____ MATERIAL PROVIDED
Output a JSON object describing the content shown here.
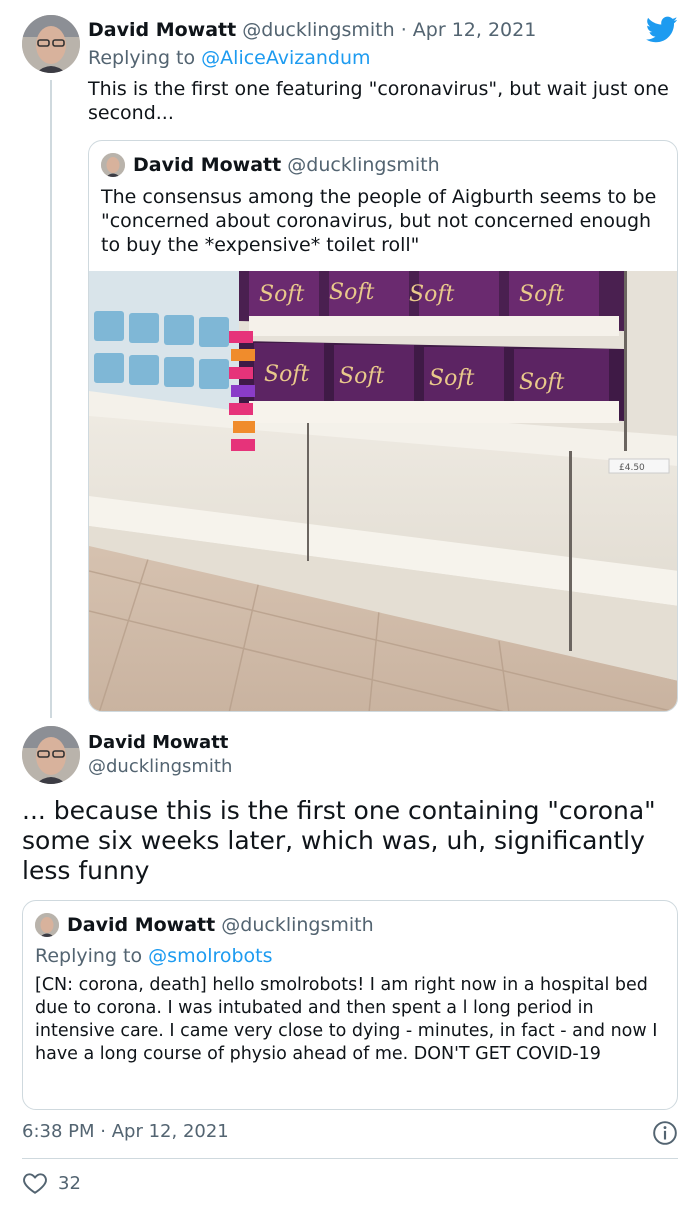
{
  "tweet": {
    "author_name": "David Mowatt",
    "author_handle": "@ducklingsmith",
    "separator": "·",
    "date": "Apr 12, 2021",
    "replying_prefix": "Replying to",
    "replying_to": "@AliceAvizandum",
    "text": "This is the first one featuring \"coronavirus\", but wait just one second...",
    "quoted": {
      "author_name": "David Mowatt",
      "author_handle": "@ducklingsmith",
      "text": "The consensus among the people of Aigburth seems to be \"concerned about coronavirus, but not concerned enough to buy the *expensive* toilet roll\"",
      "photo_labels": [
        "Soft",
        "Soft",
        "Soft",
        "Soft",
        "Soft",
        "Soft",
        "Soft",
        "Soft",
        "£4.50"
      ]
    }
  },
  "reply_tweet": {
    "author_name": "David Mowatt",
    "author_handle": "@ducklingsmith",
    "text": "... because this is the first one containing \"corona\" some six weeks later, which was, uh, significantly less funny",
    "quoted": {
      "author_name": "David Mowatt",
      "author_handle": "@ducklingsmith",
      "replying_prefix": "Replying to",
      "replying_to": "@smolrobots",
      "text": "[CN: corona, death] hello smolrobots! I am right now in a hospital bed due to corona. I was intubated and then spent a l long period in intensive care. I came very close to dying - minutes, in fact - and now I have a long course of physio ahead of me. DON'T GET COVID-19"
    },
    "time": "6:38 PM",
    "separator": "·",
    "date": "Apr 12, 2021",
    "like_count": "32"
  },
  "colors": {
    "brand": "#1d9bf0",
    "text": "#0f1419",
    "muted": "#536471",
    "border": "#cfd9de"
  },
  "icons": [
    "twitter-bird-icon",
    "info-icon",
    "heart-icon"
  ]
}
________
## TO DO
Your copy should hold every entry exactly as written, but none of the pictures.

## YOUR RESPONSE
Output a JSON object describing the content shown here.
{
  "tweet": {
    "author_name": "David Mowatt",
    "author_handle": "@ducklingsmith",
    "separator": "·",
    "date": "Apr 12, 2021",
    "replying_prefix": "Replying to",
    "replying_to": "@AliceAvizandum",
    "text": "This is the first one featuring \"coronavirus\", but wait just one second...",
    "quoted": {
      "author_name": "David Mowatt",
      "author_handle": "@ducklingsmith",
      "text": "The consensus among the people of Aigburth seems to be \"concerned about coronavirus, but not concerned enough to buy the *expensive* toilet roll\"",
      "photo_labels": [
        "Soft",
        "Soft",
        "Soft",
        "Soft",
        "Soft",
        "Soft",
        "Soft",
        "Soft",
        "£4.50"
      ]
    }
  },
  "reply_tweet": {
    "author_name": "David Mowatt",
    "author_handle": "@ducklingsmith",
    "text": "... because this is the first one containing \"corona\" some six weeks later, which was, uh, significantly less funny",
    "quoted": {
      "author_name": "David Mowatt",
      "author_handle": "@ducklingsmith",
      "replying_prefix": "Replying to",
      "replying_to": "@smolrobots",
      "text": "[CN: corona, death] hello smolrobots! I am right now in a hospital bed due to corona. I was intubated and then spent a l long period in intensive care. I came very close to dying - minutes, in fact - and now I have a long course of physio ahead of me. DON'T GET COVID-19"
    },
    "time": "6:38 PM",
    "separator": "·",
    "date": "Apr 12, 2021",
    "like_count": "32"
  },
  "colors": {
    "brand": "#1d9bf0",
    "text": "#0f1419",
    "muted": "#536471",
    "border": "#cfd9de"
  },
  "icons": [
    "twitter-bird-icon",
    "info-icon",
    "heart-icon"
  ]
}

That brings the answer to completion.